Okay, loading your model in a program of my own, it very much looks like there’s a problem with the UV-map.
And indeed, I think that I may have found the problem!
If I convert your bam-file to an egg-file and open it up, I see that your UV-coordinates seem to have a name specified. (It’s the zero that comes after “<UV>” and before the first curly-bracket.)
If I remove this entirely from all UV-entries, then the UV-map seems to work.
Between this and a look at the egg-syntax page in the manual, I’m hypothesising that applying a name to a UV-map causes it to be used for a texture only if that texture specifies it by name as the UV-map to be used.
Now, when you export with a texture, this is, I imagine, set automatically.
But of course when you apply a texture in code, no such thing happens.
With the texture specifying no UV-map, the default is used.
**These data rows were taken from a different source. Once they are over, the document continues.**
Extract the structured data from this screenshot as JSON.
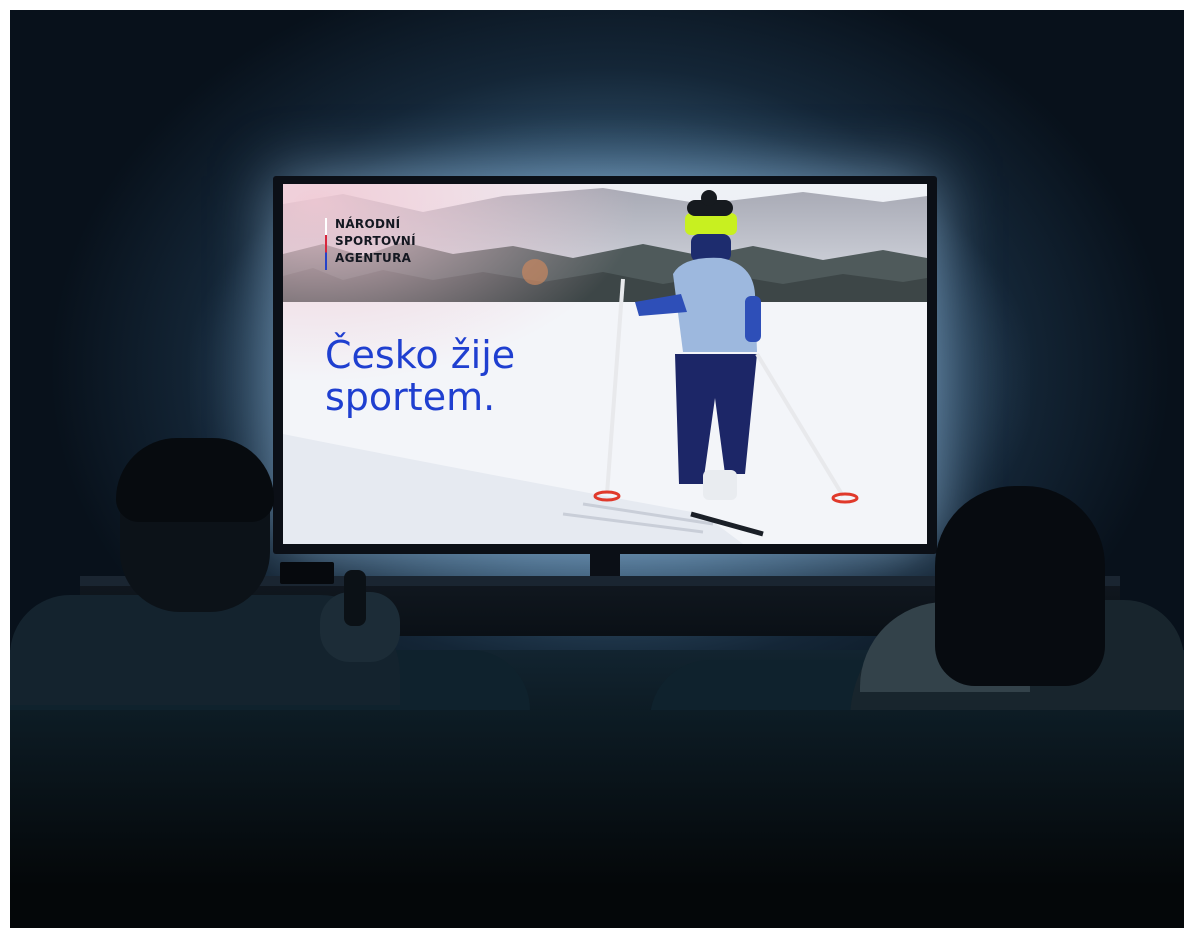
{
  "screen": {
    "wordmark": {
      "line1": "NÁRODNÍ",
      "line2": "SPORTOVNÍ",
      "line3": "AGENTURA"
    },
    "slogan": {
      "line1": "Česko žije",
      "line2": "sportem."
    }
  },
  "colors": {
    "accent_blue": "#1f3fd0",
    "accent_red": "#d7263d",
    "ambient_glow": "#7ea3c2"
  }
}
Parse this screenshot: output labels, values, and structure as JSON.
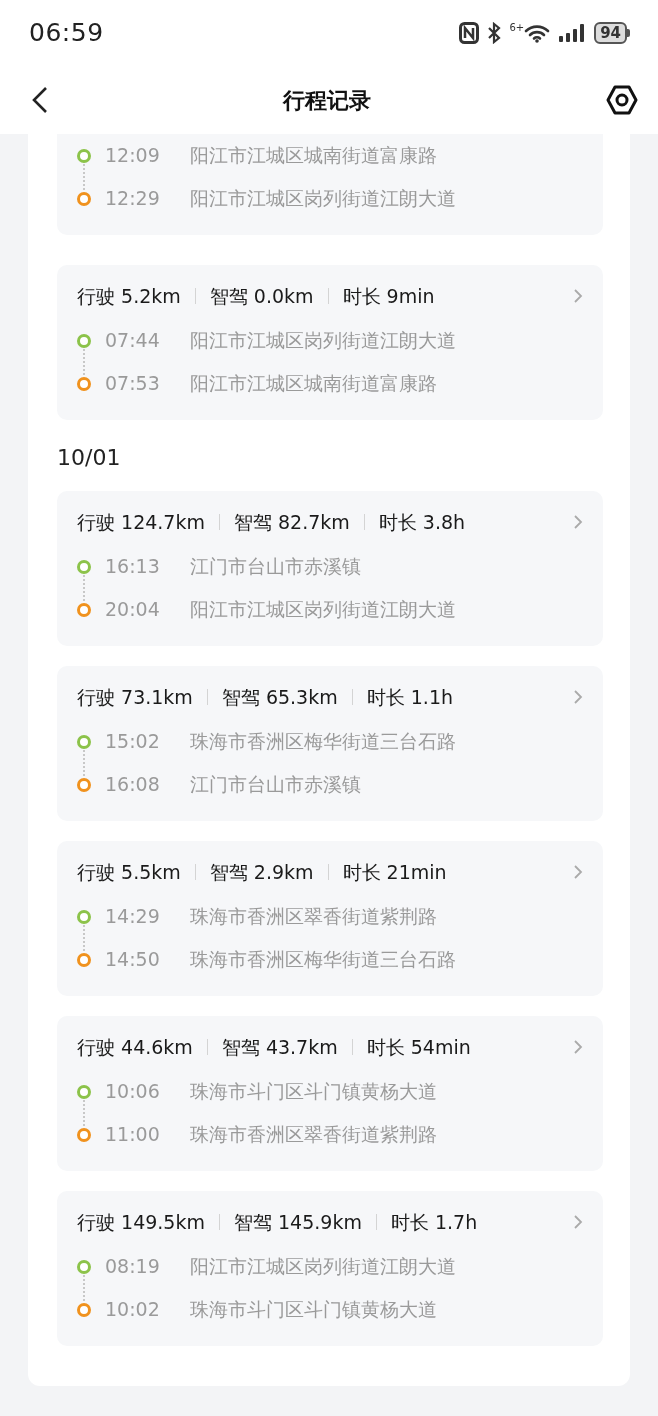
{
  "status_bar": {
    "time": "06:59",
    "wifi_label": "6+",
    "battery": "94"
  },
  "header": {
    "title": "行程记录"
  },
  "groups": [
    {
      "trips": [
        {
          "route": [
            {
              "time": "12:09",
              "place": "阳江市江城区城南街道富康路"
            },
            {
              "time": "12:29",
              "place": "阳江市江城区岗列街道江朗大道"
            }
          ]
        },
        {
          "stats": [
            {
              "label": "行驶",
              "value": "5.2km"
            },
            {
              "label": "智驾",
              "value": "0.0km"
            },
            {
              "label": "时长",
              "value": "9min"
            }
          ],
          "route": [
            {
              "time": "07:44",
              "place": "阳江市江城区岗列街道江朗大道"
            },
            {
              "time": "07:53",
              "place": "阳江市江城区城南街道富康路"
            }
          ]
        }
      ]
    },
    {
      "date": "10/01",
      "trips": [
        {
          "stats": [
            {
              "label": "行驶",
              "value": "124.7km"
            },
            {
              "label": "智驾",
              "value": "82.7km"
            },
            {
              "label": "时长",
              "value": "3.8h"
            }
          ],
          "route": [
            {
              "time": "16:13",
              "place": "江门市台山市赤溪镇"
            },
            {
              "time": "20:04",
              "place": "阳江市江城区岗列街道江朗大道"
            }
          ]
        },
        {
          "stats": [
            {
              "label": "行驶",
              "value": "73.1km"
            },
            {
              "label": "智驾",
              "value": "65.3km"
            },
            {
              "label": "时长",
              "value": "1.1h"
            }
          ],
          "route": [
            {
              "time": "15:02",
              "place": "珠海市香洲区梅华街道三台石路"
            },
            {
              "time": "16:08",
              "place": "江门市台山市赤溪镇"
            }
          ]
        },
        {
          "stats": [
            {
              "label": "行驶",
              "value": "5.5km"
            },
            {
              "label": "智驾",
              "value": "2.9km"
            },
            {
              "label": "时长",
              "value": "21min"
            }
          ],
          "route": [
            {
              "time": "14:29",
              "place": "珠海市香洲区翠香街道紫荆路"
            },
            {
              "time": "14:50",
              "place": "珠海市香洲区梅华街道三台石路"
            }
          ]
        },
        {
          "stats": [
            {
              "label": "行驶",
              "value": "44.6km"
            },
            {
              "label": "智驾",
              "value": "43.7km"
            },
            {
              "label": "时长",
              "value": "54min"
            }
          ],
          "route": [
            {
              "time": "10:06",
              "place": "珠海市斗门区斗门镇黄杨大道"
            },
            {
              "time": "11:00",
              "place": "珠海市香洲区翠香街道紫荆路"
            }
          ]
        },
        {
          "stats": [
            {
              "label": "行驶",
              "value": "149.5km"
            },
            {
              "label": "智驾",
              "value": "145.9km"
            },
            {
              "label": "时长",
              "value": "1.7h"
            }
          ],
          "route": [
            {
              "time": "08:19",
              "place": "阳江市江城区岗列街道江朗大道"
            },
            {
              "time": "10:02",
              "place": "珠海市斗门区斗门镇黄杨大道"
            }
          ]
        }
      ]
    }
  ]
}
But since your only UV-map is named, it’s not the default UV-map, and so it’s not the one that’s used. Presumably in this case Panda falls back on a default UV-mapping of (0, 0) for all vertices, and this is what’s used.
As a result, rendering finds all of the object’s surface to map to approximately (0, 0), and whatever colour is located there is what ends up everywhere.